Nicholas J. Patronas, Giovanni Di Chiro, Conrad Kufta, Dikran Bairamian, Paul L. Kornblith, Richard Simon and Steven M. Larson
✓ The aim of this study was to determine whether positron emission tomography (PET) with fluorine-18 (18F)-2-deoxyglucose (FDG) can be used as a prognostic test in patients with high-grade cerebral gliomas, regardless of the treatment given. Forty-five patients with astrocytoma Grade III or IV were included in this analysis. The mean survival time of patients with tumors exhibiting high glucose utilization as determined by PET-FDG was 5 months, whereas patients with gliomas showing lower glucose utilization had a mean survival period of 19 months. It is postulated that PET-FDG scans reflect the biological behavior of high-grade astrocytomas and may be used to predict the survival time of patients harboring such neoplasms.
Stephen C. Saris, Nicholas J. Patronas, Steven A. Rosenberg, Joseph T. Alexander, Joseph Frank, Douglas J. Schwartzentruber, Joshua T. Rubin, David Barba and Edward H. Oldfield
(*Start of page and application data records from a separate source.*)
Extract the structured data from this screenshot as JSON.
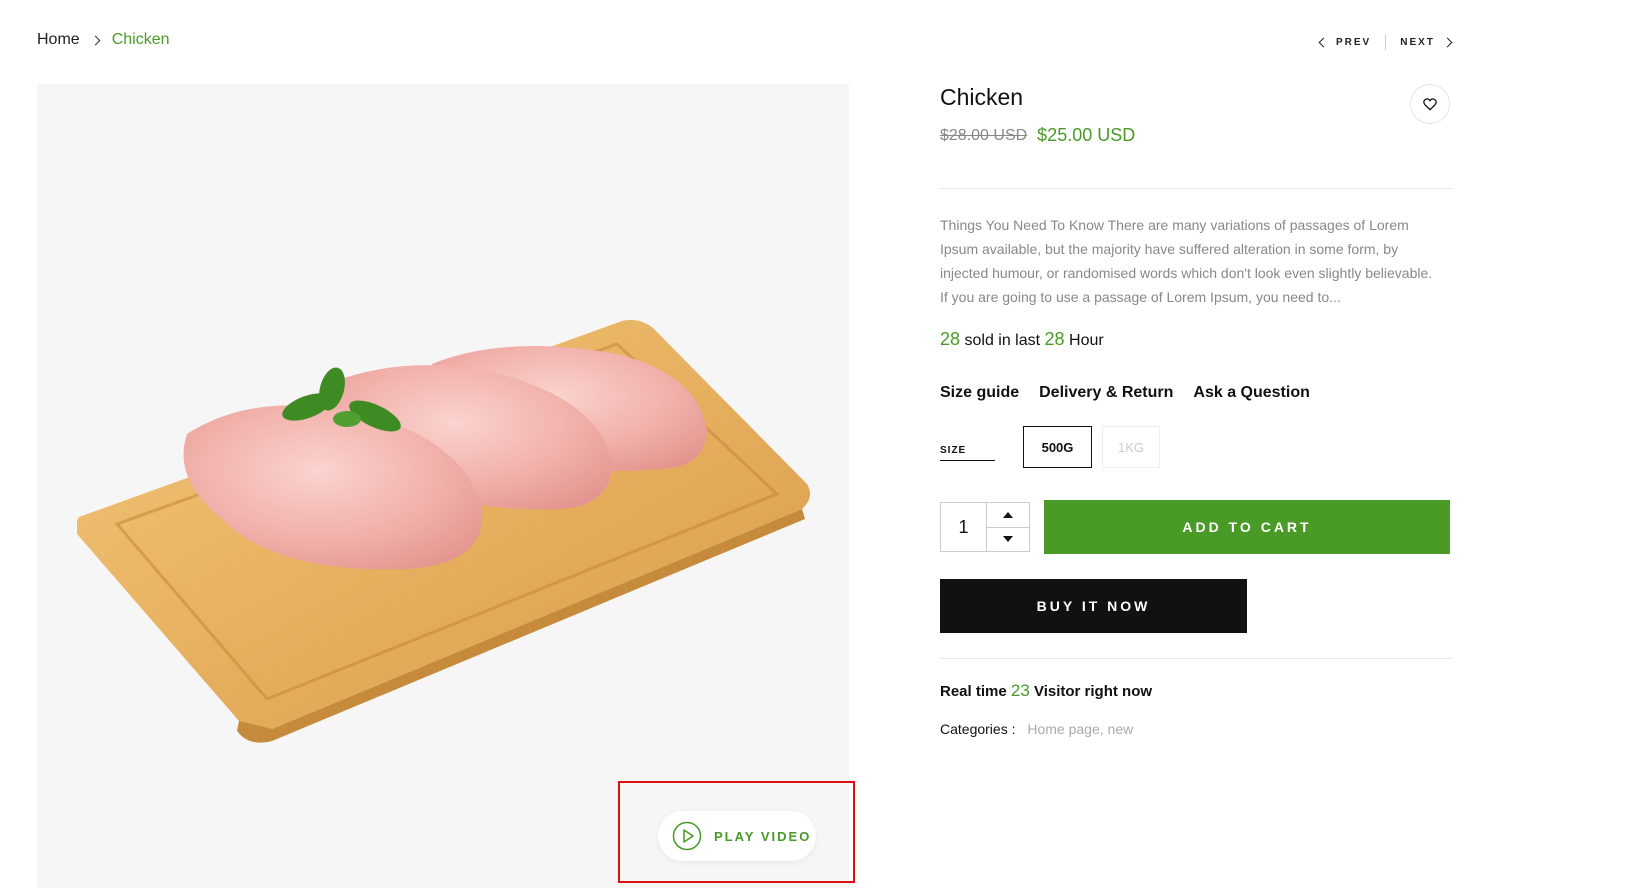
{
  "breadcrumb": {
    "home": "Home",
    "current": "Chicken"
  },
  "pager": {
    "prev": "PREV",
    "next": "NEXT"
  },
  "gallery": {
    "play_video": "PLAY VIDEO"
  },
  "product": {
    "title": "Chicken",
    "old_price": "$28.00 USD",
    "price": "$25.00 USD",
    "description": "Things You Need To Know There are many variations of passages of Lorem Ipsum available, but the majority have suffered alteration in some form, by injected humour, or randomised words which don't look even slightly believable. If you are going to use a passage of Lorem Ipsum, you need to...",
    "sold": {
      "count": "28",
      "text_mid": "sold in last",
      "hours": "28",
      "text_end": "Hour"
    },
    "links": {
      "size_guide": "Size guide",
      "delivery": "Delivery & Return",
      "ask": "Ask a Question"
    },
    "size": {
      "label": "SIZE",
      "options": [
        "500G",
        "1KG"
      ],
      "selected": "500G"
    },
    "quantity": "1",
    "add_to_cart": "ADD TO CART",
    "buy_now": "BUY IT NOW",
    "visitors": {
      "prefix": "Real time",
      "count": "23",
      "suffix": "Visitor right now"
    },
    "categories": {
      "label": "Categories :",
      "values": "Home page, new"
    }
  },
  "colors": {
    "accent": "#4a9a28",
    "dark": "#111111",
    "highlight_box": "#e01010"
  }
}
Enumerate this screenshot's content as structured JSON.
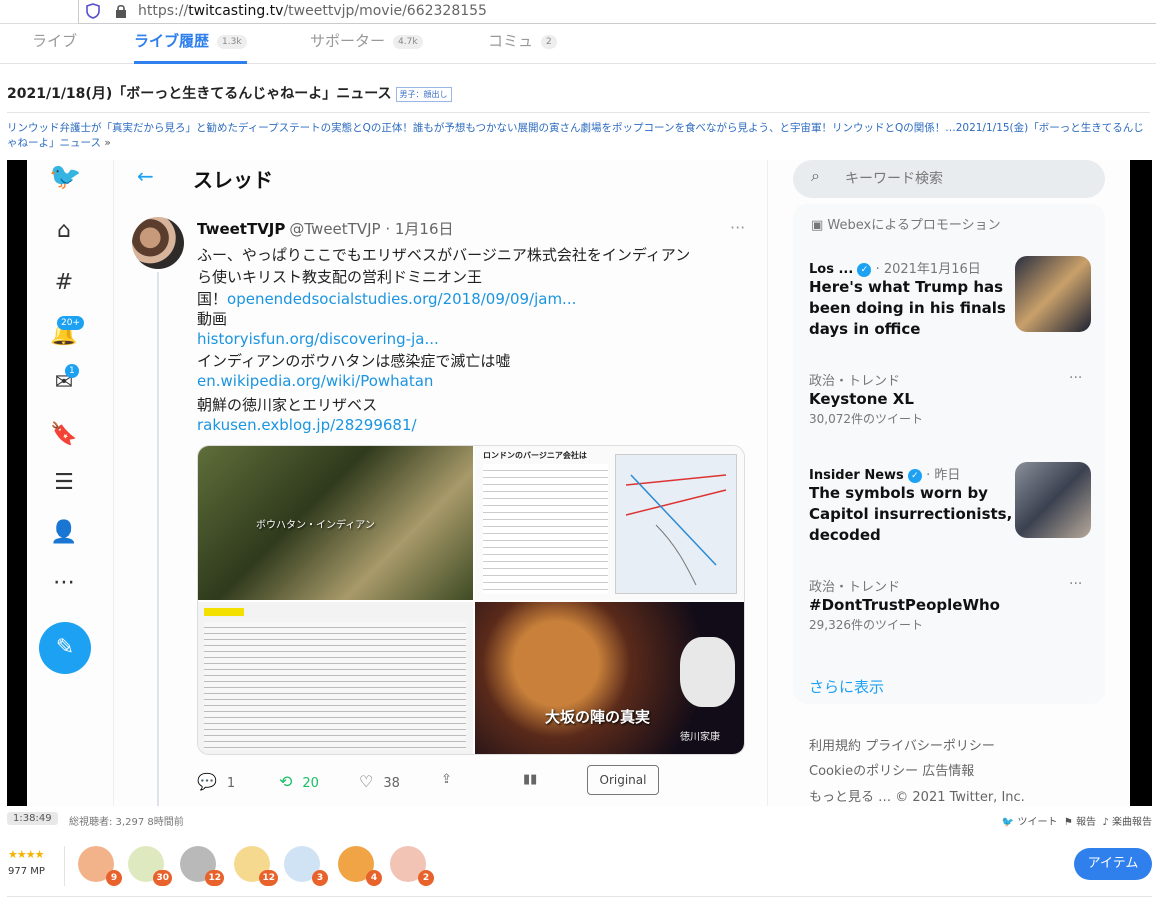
{
  "browser": {
    "url_prefix": "https://",
    "url_domain": "twitcasting.tv",
    "url_path": "/tweettvjp/movie/662328155"
  },
  "tabs": [
    {
      "label": "ライブ",
      "badge": ""
    },
    {
      "label": "ライブ履歴",
      "badge": "1.3k"
    },
    {
      "label": "サポーター",
      "badge": "4.7k"
    },
    {
      "label": "コミュ",
      "badge": "2"
    }
  ],
  "movie": {
    "title": "2021/1/18(月)「ボーっと生きてるんじゃねーよ」ニュース",
    "tag": "男子：顔出し",
    "description": "リンウッド弁護士が「真実だから見ろ」と勧めたディープステートの実態とQの正体！誰もが予想もつかない展開の寅さん劇場をポップコーンを食べながら見よう、と宇宙軍！リンウッドとQの関係！…2021/1/15(金)「ボーっと生きてるんじゃねーよ」ニュース",
    "more": "»"
  },
  "twitter": {
    "thread_title": "スレッド",
    "tweet": {
      "name": "TweetTVJP",
      "handle": "@TweetTVJP · 1月16日",
      "lines": [
        {
          "text": "ふー、やっぱりここでもエリザベスがバージニア株式会社をインディアン",
          "link": false
        },
        {
          "text": "ら使いキリスト教支配の営利ドミニオン王",
          "link": false
        },
        {
          "text": "国！",
          "link": false
        },
        {
          "text": "openendedsocialstudies.org/2018/09/09/jam...",
          "link": true
        },
        {
          "text": "動画",
          "link": false
        },
        {
          "text": "historyisfun.org/discovering-ja...",
          "link": true
        },
        {
          "text": "インディアンのボウハタンは感染症で滅亡は嘘",
          "link": false
        },
        {
          "text": "en.wikipedia.org/wiki/Powhatan",
          "link": true
        },
        {
          "text": "朝鮮の徳川家とエリザベス",
          "link": false
        },
        {
          "text": "rakusen.exblog.jp/28299681/",
          "link": true
        }
      ],
      "media": {
        "img1_caption": "ボウハタン・インディアン",
        "img2_heading": "ロンドンのバージニア会社は",
        "img4_caption": "大坂の陣の真実",
        "img4_caption2": "徳川家康"
      },
      "replies": "1",
      "retweets": "20",
      "likes": "38",
      "original_label": "Original"
    },
    "search_placeholder": "キーワード検索",
    "promo_label": "Webexによるプロモーション",
    "trends": [
      {
        "meta": "Los ...",
        "meta2": "· 2021年1月16日",
        "headline": [
          "Here's what Trump has",
          "been doing in his finals",
          "days in office"
        ],
        "sub": ""
      },
      {
        "meta": "政治・トレンド",
        "meta2": "",
        "headline": [
          "Keystone XL"
        ],
        "sub": "30,072件のツイート"
      },
      {
        "meta": "Insider News",
        "meta2": "· 昨日",
        "headline": [
          "The symbols worn by",
          "Capitol insurrectionists,",
          "decoded"
        ],
        "sub": ""
      },
      {
        "meta": "政治・トレンド",
        "meta2": "",
        "headline": [
          "#DontTrustPeopleWho"
        ],
        "sub": "29,326件のツイート"
      }
    ],
    "show_more": "さらに表示",
    "footer": [
      "利用規約  プライバシーポリシー",
      "Cookieのポリシー  広告情報",
      "もっと見る …  © 2021 Twitter, Inc."
    ],
    "notif_badge": "20+",
    "msg_badge": "1"
  },
  "stats": {
    "duration": "1:38:49",
    "viewers": "総視聴者: 3,297  8時間前",
    "tweet": "ツイート",
    "report": "報告",
    "music_report": "楽曲報告"
  },
  "bottom": {
    "rating_stars": "★★★★",
    "mp": "977 MP",
    "gifts": [
      {
        "name": "clap-gift",
        "count": "9",
        "color": "#f2b38a"
      },
      {
        "name": "drink-gift",
        "count": "30",
        "color": "#dfe9c0"
      },
      {
        "name": "coin-gift",
        "count": "12",
        "color": "#b9b9b9"
      },
      {
        "name": "cup-gift",
        "count": "12",
        "color": "#f4d98e"
      },
      {
        "name": "ghost-gift",
        "count": "3",
        "color": "#cfe3f5"
      },
      {
        "name": "tent-gift",
        "count": "4",
        "color": "#f0a445"
      },
      {
        "name": "cake-gift",
        "count": "2",
        "color": "#f1c4b6"
      }
    ],
    "item_button": "アイテム"
  }
}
✓ Parenteral treatment with interleukin-2 (IL-2) is effective against certain advanced cancers outside the central nervous system. Prior to commencement of Phase II trials in patients with brain tumors, the neurological and neuroradiological features of 10 patients treated with intravenous administration of repeated doses of IL-2 were studied. Three patients had malignant gliomas, and seven patients had extracranial cancer without evidence of intracranial metastasis. All were treated with intravenous doses of 105 U/kg three times daily for up to 5 days. The patients with gliomas received cranial computerized axial tomography (CT) scans before IL-2 therapy was initiated and during the later stages of treatment. The patients with extracranial cancer under-went T2-weighted magnetic resonance (MR) imaging before and later during therapy.
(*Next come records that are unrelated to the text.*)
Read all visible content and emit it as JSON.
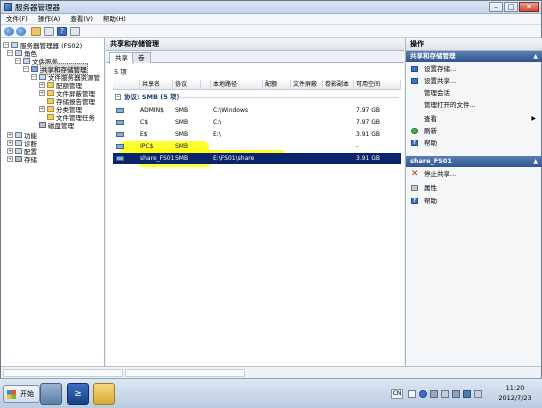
{
  "window": {
    "title": "服务器管理器",
    "controls": {
      "minimize": "–",
      "maximize": "□",
      "close": "✕"
    }
  },
  "menu": [
    "文件(F)",
    "操作(A)",
    "查看(V)",
    "帮助(H)"
  ],
  "toolbar": {
    "icons": [
      "back-icon",
      "forward-icon",
      "up-icon",
      "tree-icon",
      "help-icon",
      "panel-icon"
    ],
    "help_glyph": "?"
  },
  "tree": {
    "root": "服务器管理器 (FS02)",
    "roles": "角色",
    "file_services": "文件服务",
    "share_storage": "共享和存储管理",
    "fsrm": "文件服务器资源管",
    "quota": "配额管理",
    "file_screen": "文件屏蔽管理",
    "storage_reports": "存储报告管理",
    "classification": "分类管理",
    "file_tasks": "文件管理任务",
    "disk_mgmt": "磁盘管理",
    "features": "功能",
    "diagnostics": "诊断",
    "configuration": "配置",
    "storage": "存储"
  },
  "center": {
    "title": "共享和存储管理",
    "tabs": [
      "共享",
      "卷"
    ],
    "count": "5 项",
    "columns": [
      "共享名",
      "协议",
      "本地路径",
      "配额",
      "文件屏蔽",
      "卷影副本",
      "可用空间"
    ],
    "group": "协议: SMB (5 项)",
    "rows": [
      {
        "name": "ADMIN$",
        "protocol": "SMB",
        "path": "C:\\Windows",
        "free": "7.97 GB"
      },
      {
        "name": "C$",
        "protocol": "SMB",
        "path": "C:\\",
        "free": "7.97 GB"
      },
      {
        "name": "E$",
        "protocol": "SMB",
        "path": "E:\\",
        "free": "3.91 GB"
      },
      {
        "name": "IPC$",
        "protocol": "SMB",
        "path": "",
        "free": "-"
      },
      {
        "name": "share_FS01",
        "protocol": "SMB",
        "path": "E:\\FS01\\share",
        "free": "3.91 GB"
      }
    ]
  },
  "actions": {
    "header": "操作",
    "section1": "共享和存储管理",
    "section1_items": [
      "设置存储...",
      "设置共享...",
      "管理会话",
      "管理打开的文件...",
      "查看",
      "刷新",
      "帮助"
    ],
    "section2": "share_FS01",
    "section2_items": [
      "停止共享...",
      "属性",
      "帮助"
    ],
    "caret": "▲",
    "submenu_arrow": "▶",
    "stop_glyph": "✕",
    "help_glyph": "?"
  },
  "taskbar": {
    "start": "开始",
    "powershell_glyph": "≥",
    "lang": "CN",
    "time": "11:20",
    "date": "2012/7/23"
  },
  "colors": {
    "selection": "#0a246a",
    "highlight": "#ffff00",
    "section_header": "#2f5590"
  }
}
After two to 11 doses of IL-2, the patients with gliomas had marked neurological deterioration that was associated with a mild to marked increase in peritumoral edema and mass effect visible on CT scans. With cessation of treatment and appropriate supportive care, all returned to their pretreatment state. The patients with extracranial cancer were either neurologically unchanged or underwent minor transient changes in mental status (lethargy and confusion). In these patients, the MR signal intensity was quantified and compared in eight anatomic regions of interest. In six of the seven patients, there were increases in gray and white matter signal intensity consistent with increased cerebral water content. The percentage changes (means ± standard error of the means) were 12.6% ± 7.3% in the gray matter and 17.0% ± 6.2% in the white matter.
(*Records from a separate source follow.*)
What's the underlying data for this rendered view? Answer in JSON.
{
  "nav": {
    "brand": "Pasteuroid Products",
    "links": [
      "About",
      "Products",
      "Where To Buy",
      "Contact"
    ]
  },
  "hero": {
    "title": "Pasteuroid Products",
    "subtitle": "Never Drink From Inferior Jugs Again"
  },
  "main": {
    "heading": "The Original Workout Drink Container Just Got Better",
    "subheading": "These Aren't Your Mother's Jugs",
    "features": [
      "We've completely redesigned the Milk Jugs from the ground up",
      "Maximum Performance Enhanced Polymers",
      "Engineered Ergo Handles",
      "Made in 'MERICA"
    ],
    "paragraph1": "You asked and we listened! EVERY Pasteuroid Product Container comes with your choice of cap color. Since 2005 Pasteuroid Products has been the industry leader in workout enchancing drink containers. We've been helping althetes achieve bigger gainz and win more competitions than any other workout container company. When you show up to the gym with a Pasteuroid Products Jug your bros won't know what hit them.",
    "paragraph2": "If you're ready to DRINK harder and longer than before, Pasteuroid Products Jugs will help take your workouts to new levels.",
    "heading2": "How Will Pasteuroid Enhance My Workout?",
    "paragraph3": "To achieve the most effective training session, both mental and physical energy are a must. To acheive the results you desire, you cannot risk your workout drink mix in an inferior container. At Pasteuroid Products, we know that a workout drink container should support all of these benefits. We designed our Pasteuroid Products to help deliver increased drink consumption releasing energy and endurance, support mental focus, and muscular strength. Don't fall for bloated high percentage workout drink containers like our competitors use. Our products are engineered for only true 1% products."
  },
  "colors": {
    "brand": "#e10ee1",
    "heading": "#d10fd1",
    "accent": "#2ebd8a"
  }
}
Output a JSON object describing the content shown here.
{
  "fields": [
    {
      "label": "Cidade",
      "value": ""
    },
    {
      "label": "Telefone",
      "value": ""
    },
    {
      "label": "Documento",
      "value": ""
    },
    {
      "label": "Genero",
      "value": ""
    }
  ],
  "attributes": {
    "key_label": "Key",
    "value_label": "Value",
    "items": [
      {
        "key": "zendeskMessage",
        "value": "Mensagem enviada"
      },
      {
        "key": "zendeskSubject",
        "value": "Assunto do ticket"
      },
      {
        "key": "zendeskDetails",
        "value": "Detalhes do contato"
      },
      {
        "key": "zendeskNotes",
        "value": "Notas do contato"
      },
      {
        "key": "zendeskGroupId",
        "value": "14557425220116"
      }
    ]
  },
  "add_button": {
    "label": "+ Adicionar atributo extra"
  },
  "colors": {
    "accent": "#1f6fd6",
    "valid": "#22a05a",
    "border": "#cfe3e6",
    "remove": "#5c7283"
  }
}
This study demonstrates that treatment with a high parenteral dose of IL-2 is not tolerated by patients with gliomas due to increased cerebral edema. In patients with extracranial cancer but no brain disease, parenteral IL-2 induces an increase in the cerebral water content of both gray and white matter.